▸ DATA EXTRACTS:
============================================================
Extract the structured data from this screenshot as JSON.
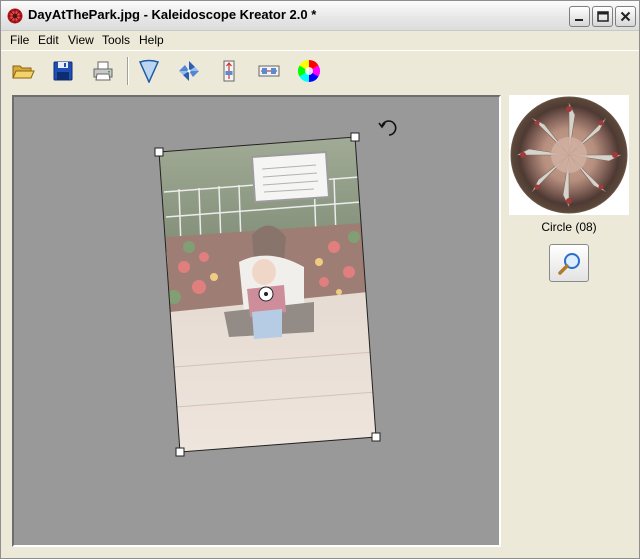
{
  "window": {
    "title": "DayAtThePark.jpg - Kaleidoscope Kreator  2.0 *",
    "controls": [
      "minimize",
      "maximize",
      "close"
    ]
  },
  "menu": {
    "items": [
      "File",
      "Edit",
      "View",
      "Tools",
      "Help"
    ]
  },
  "toolbar": {
    "tools": [
      {
        "icon": "open-folder-icon"
      },
      {
        "icon": "save-disk-icon"
      },
      {
        "icon": "printer-icon"
      },
      {
        "icon": "wedge-icon"
      },
      {
        "icon": "pinwheel-icon"
      },
      {
        "icon": "vertical-mirror-icon"
      },
      {
        "icon": "horizontal-mirror-icon"
      },
      {
        "icon": "color-wheel-icon"
      }
    ]
  },
  "canvas": {
    "background_color": "#999999",
    "source_image_icon": "rotated-photo-with-wedge-overlay",
    "center_handle_icon": "target-circle-icon",
    "rotate_handle_icon": "rotate-arrow-icon"
  },
  "preview": {
    "shape_label": "Circle (08)",
    "zoom_icon": "magnifier-icon"
  }
}
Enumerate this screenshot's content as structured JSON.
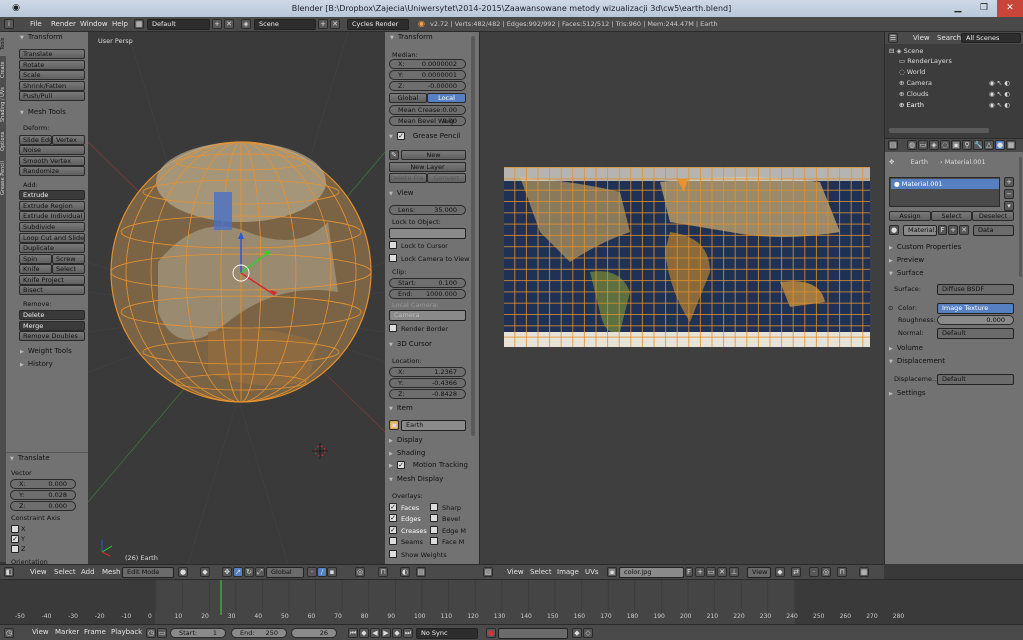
{
  "window": {
    "title": "Blender [B:\\Dropbox\\Zajecia\\Uniwersytet\\2014-2015\\Zaawansowane metody wizualizacji 3d\\cw5\\earth.blend]"
  },
  "info": {
    "menus": [
      "File",
      "Render",
      "Window",
      "Help"
    ],
    "screen": "Default",
    "scene": "Scene",
    "engine": "Cycles Render",
    "stats": "v2.72 | Verts:482/482 | Edges:992/992 | Faces:512/512 | Tris:960 | Mem:244.47M | Earth"
  },
  "tool_tabs": [
    "Tools",
    "Create",
    "Shading / UVs",
    "Options",
    "Grease Pencil"
  ],
  "tools": {
    "transform_header": "Transform",
    "transform": [
      "Translate",
      "Rotate",
      "Scale",
      "Shrink/Fatten",
      "Push/Pull"
    ],
    "mesh_tools_header": "Mesh Tools",
    "deform_label": "Deform:",
    "slide_edge": "Slide Edg",
    "vertex": "Vertex",
    "noise": "Noise",
    "smooth_vertex": "Smooth Vertex",
    "randomize": "Randomize",
    "add_label": "Add:",
    "extrude": "Extrude",
    "extrude_region": "Extrude Region",
    "extrude_individual": "Extrude Individual",
    "subdivide": "Subdivide",
    "loop_cut": "Loop Cut and Slide",
    "duplicate": "Duplicate",
    "spin": "Spin",
    "screw": "Screw",
    "knife": "Knife",
    "select": "Select",
    "knife_project": "Knife Project",
    "bisect": "Bisect",
    "remove_label": "Remove:",
    "delete": "Delete",
    "merge": "Merge",
    "remove_doubles": "Remove Doubles",
    "weight_tools": "Weight Tools",
    "history": "History"
  },
  "operator": {
    "header": "Translate",
    "vector_label": "Vector",
    "x_label": "X:",
    "x": "0.000",
    "y_label": "Y:",
    "y": "0.028",
    "z_label": "Z:",
    "z": "0.000",
    "constraint_label": "Constraint Axis",
    "axes": [
      "X",
      "Y",
      "Z"
    ],
    "orientation_label": "Orientation"
  },
  "viewport": {
    "label": "User Persp",
    "object_label": "(26) Earth"
  },
  "properties_n": {
    "transform_header": "Transform",
    "median_label": "Median:",
    "x_label": "X:",
    "x": "0.0000002",
    "y_label": "Y:",
    "y": "0.0000001",
    "z_label": "Z:",
    "z": "-0.00000",
    "global": "Global",
    "local": "Local",
    "mean_crease_label": "Mean Crease:",
    "mean_crease": "0.00",
    "mean_bevel_label": "Mean Bevel Weig:",
    "mean_bevel": "0.00",
    "grease_header": "Grease Pencil",
    "new": "New",
    "new_layer": "New Layer",
    "delete_frame": "Delete Fra...",
    "convert": "Convert",
    "view_header": "View",
    "lens_label": "Lens:",
    "lens": "35.000",
    "lock_label": "Lock to Object:",
    "lock_cursor": "Lock to Cursor",
    "lock_camera": "Lock Camera to View",
    "clip_label": "Clip:",
    "start_label": "Start:",
    "start": "0.100",
    "end_label": "End:",
    "end": "1000.000",
    "local_camera": "Local Camera:",
    "camera": "Camera",
    "render_border": "Render Border",
    "cursor_header": "3D Cursor",
    "location_label": "Location:",
    "cx_label": "X:",
    "cx": "1.2367",
    "cy_label": "Y:",
    "cy": "-0.4366",
    "cz_label": "Z:",
    "cz": "-0.8428",
    "item_header": "Item",
    "item_name": "Earth",
    "display_header": "Display",
    "shading_header": "Shading",
    "motion_header": "Motion Tracking",
    "mesh_display_header": "Mesh Display",
    "overlays_label": "Overlays:",
    "overlays_left": [
      "Faces",
      "Edges",
      "Creases",
      "Seams"
    ],
    "overlays_right": [
      "Sharp",
      "Bevel",
      "Edge M",
      "Face M"
    ],
    "show_weights": "Show Weights"
  },
  "view3d_header": {
    "menus": [
      "View",
      "Select",
      "Add",
      "Mesh"
    ],
    "mode": "Edit Mode",
    "orientation": "Global"
  },
  "uv_header": {
    "menus": [
      "View",
      "Select",
      "Image",
      "UVs"
    ],
    "image": "color.jpg",
    "image_flag": "F",
    "view": "View"
  },
  "outliner": {
    "tabs": [
      "View",
      "Search",
      "All Scenes"
    ],
    "items": [
      "Scene",
      "RenderLayers",
      "World",
      "Camera",
      "Clouds",
      "Earth"
    ]
  },
  "props": {
    "breadcrumb": [
      "Earth",
      "Material.001"
    ],
    "material_slot": "Material.001",
    "assign": "Assign",
    "select": "Select",
    "deselect": "Deselect",
    "material_name": "Material.",
    "material_flag": "F",
    "data": "Data",
    "sections": {
      "custom": "Custom Properties",
      "preview": "Preview",
      "surface": "Surface",
      "volume": "Volume",
      "displacement": "Displacement",
      "settings": "Settings"
    },
    "surface_label": "Surface:",
    "surface_value": "Diffuse BSDF",
    "color_label": "Color:",
    "color_value": "Image Texture",
    "roughness_label": "Roughness:",
    "roughness_value": "0.000",
    "normal_label": "Normal:",
    "normal_value": "Default",
    "displacement_label": "Displaceme...",
    "displacement_value": "Default"
  },
  "timeline": {
    "ticks": [
      "-50",
      "-40",
      "-30",
      "-20",
      "-10",
      "0",
      "10",
      "20",
      "30",
      "40",
      "50",
      "60",
      "70",
      "80",
      "90",
      "100",
      "110",
      "120",
      "130",
      "140",
      "150",
      "160",
      "170",
      "180",
      "190",
      "200",
      "210",
      "220",
      "230",
      "240",
      "250",
      "260",
      "270",
      "280"
    ],
    "menus": [
      "View",
      "Marker",
      "Frame",
      "Playback"
    ],
    "start_label": "Start:",
    "start": "1",
    "end_label": "End:",
    "end": "250",
    "current": "26",
    "sync": "No Sync"
  },
  "colors": {
    "accent": "#5680c2",
    "orange": "#f4a23a",
    "grid": "#3d3d3d"
  }
}
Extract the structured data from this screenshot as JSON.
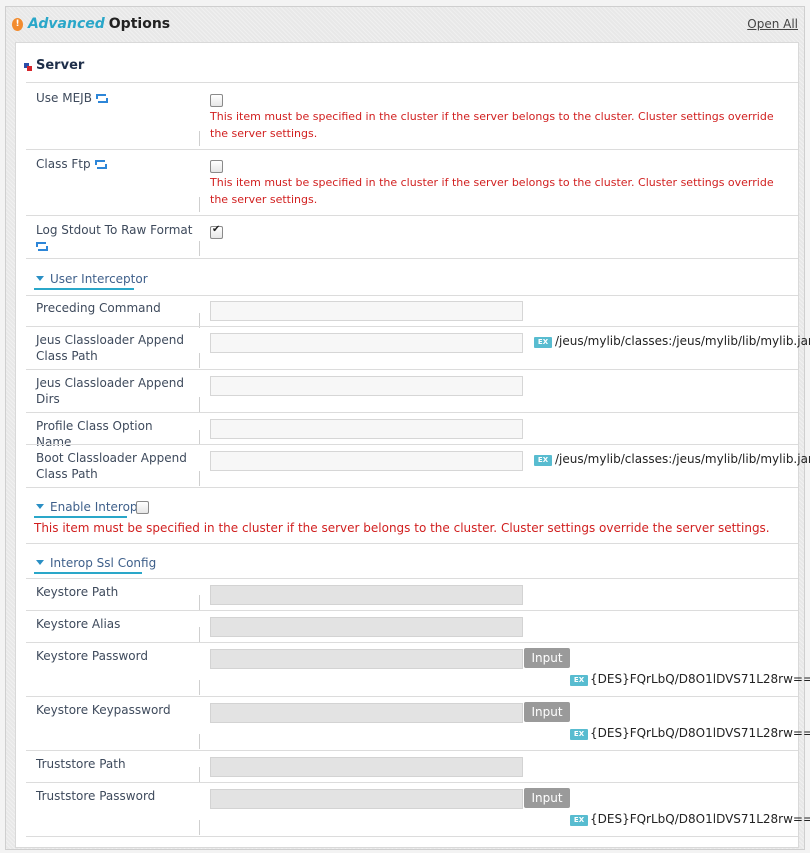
{
  "header": {
    "title_accent": "Advanced",
    "title_rest": "Options",
    "open_all": "Open All"
  },
  "server_section": {
    "title": "Server"
  },
  "warning_text": "This item must be specified in the cluster if the server belongs to the cluster. Cluster settings override the server settings.",
  "fields": {
    "use_mejb": {
      "label": "Use MEJB",
      "checked": false
    },
    "class_ftp": {
      "label": "Class Ftp",
      "checked": false
    },
    "log_stdout": {
      "label": "Log Stdout To Raw Format",
      "checked": true
    }
  },
  "user_interceptor": {
    "title": "User Interceptor",
    "preceding_command": {
      "label": "Preceding Command",
      "value": ""
    },
    "jeus_classloader_append_class_path": {
      "label": "Jeus Classloader Append Class Path",
      "value": "",
      "example": "/jeus/mylib/classes:/jeus/mylib/lib/mylib.jar"
    },
    "jeus_classloader_append_dirs": {
      "label": "Jeus Classloader Append Dirs",
      "value": ""
    },
    "profile_class_option_name": {
      "label": "Profile Class Option Name",
      "value": ""
    },
    "boot_classloader_append_class_path": {
      "label": "Boot Classloader Append Class Path",
      "value": "",
      "example": "/jeus/mylib/classes:/jeus/mylib/lib/mylib.jar"
    }
  },
  "enable_interop": {
    "title": "Enable Interop",
    "checked": false
  },
  "interop_ssl": {
    "title": "Interop Ssl Config",
    "keystore_path": {
      "label": "Keystore Path",
      "value": ""
    },
    "keystore_alias": {
      "label": "Keystore Alias",
      "value": ""
    },
    "keystore_password": {
      "label": "Keystore Password",
      "value": "",
      "example": "{DES}FQrLbQ/D8O1lDVS71L28rw=="
    },
    "keystore_keypassword": {
      "label": "Keystore Keypassword",
      "value": "",
      "example": "{DES}FQrLbQ/D8O1lDVS71L28rw=="
    },
    "truststore_path": {
      "label": "Truststore Path",
      "value": ""
    },
    "truststore_password": {
      "label": "Truststore Password",
      "value": "",
      "example": "{DES}FQrLbQ/D8O1lDVS71L28rw=="
    }
  },
  "button_input": "Input",
  "ex_badge": "EX",
  "colors": {
    "accent": "#2aa7c9",
    "warning": "#d11f1f",
    "button": "#9a9a9a"
  }
}
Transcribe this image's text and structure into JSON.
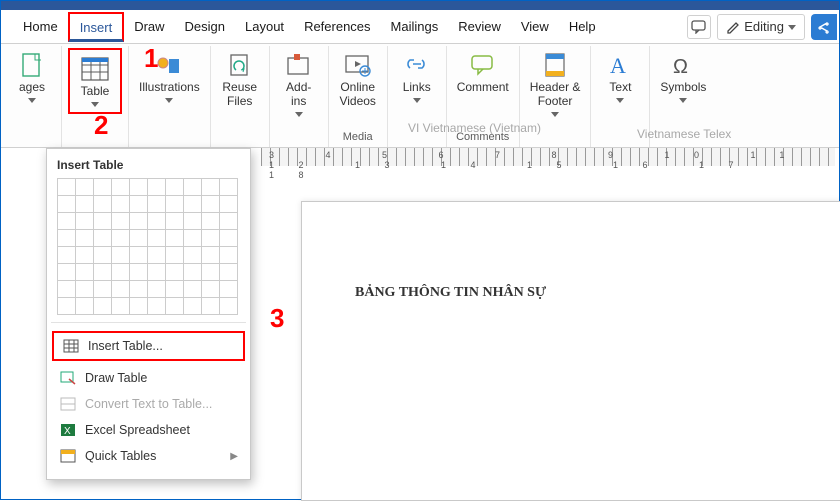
{
  "tabs": {
    "home": "Home",
    "insert": "Insert",
    "draw": "Draw",
    "design": "Design",
    "layout": "Layout",
    "references": "References",
    "mailings": "Mailings",
    "review": "Review",
    "view": "View",
    "help": "Help"
  },
  "headerRight": {
    "editing": "Editing"
  },
  "ribbon": {
    "pages": "ages",
    "table": "Table",
    "illustrations": "Illustrations",
    "reuseFiles": "Reuse\nFiles",
    "addins": "Add-\nins",
    "onlineVideos": "Online\nVideos",
    "links": "Links",
    "comment": "Comment",
    "headerFooter": "Header &\nFooter",
    "text": "Text",
    "symbols": "Symbols",
    "groups": {
      "media": "Media",
      "comments": "Comments"
    },
    "disabled1": "VI  Vietnamese (Vietnam)",
    "disabled2": "Vietnamese Telex"
  },
  "ruler": "3 4 5 6 7 8 9 10 11 12 13 14 15 16 17 18",
  "document": {
    "title": "BẢNG THÔNG TIN NHÂN SỰ"
  },
  "dropdown": {
    "title": "Insert Table",
    "insertTable": "Insert Table...",
    "drawTable": "Draw Table",
    "convert": "Convert Text to Table...",
    "excel": "Excel Spreadsheet",
    "quick": "Quick Tables"
  },
  "annotations": {
    "n1": "1",
    "n2": "2",
    "n3": "3"
  }
}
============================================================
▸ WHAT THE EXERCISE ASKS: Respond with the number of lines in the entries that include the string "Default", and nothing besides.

▸ YOUR SOLUTION: 3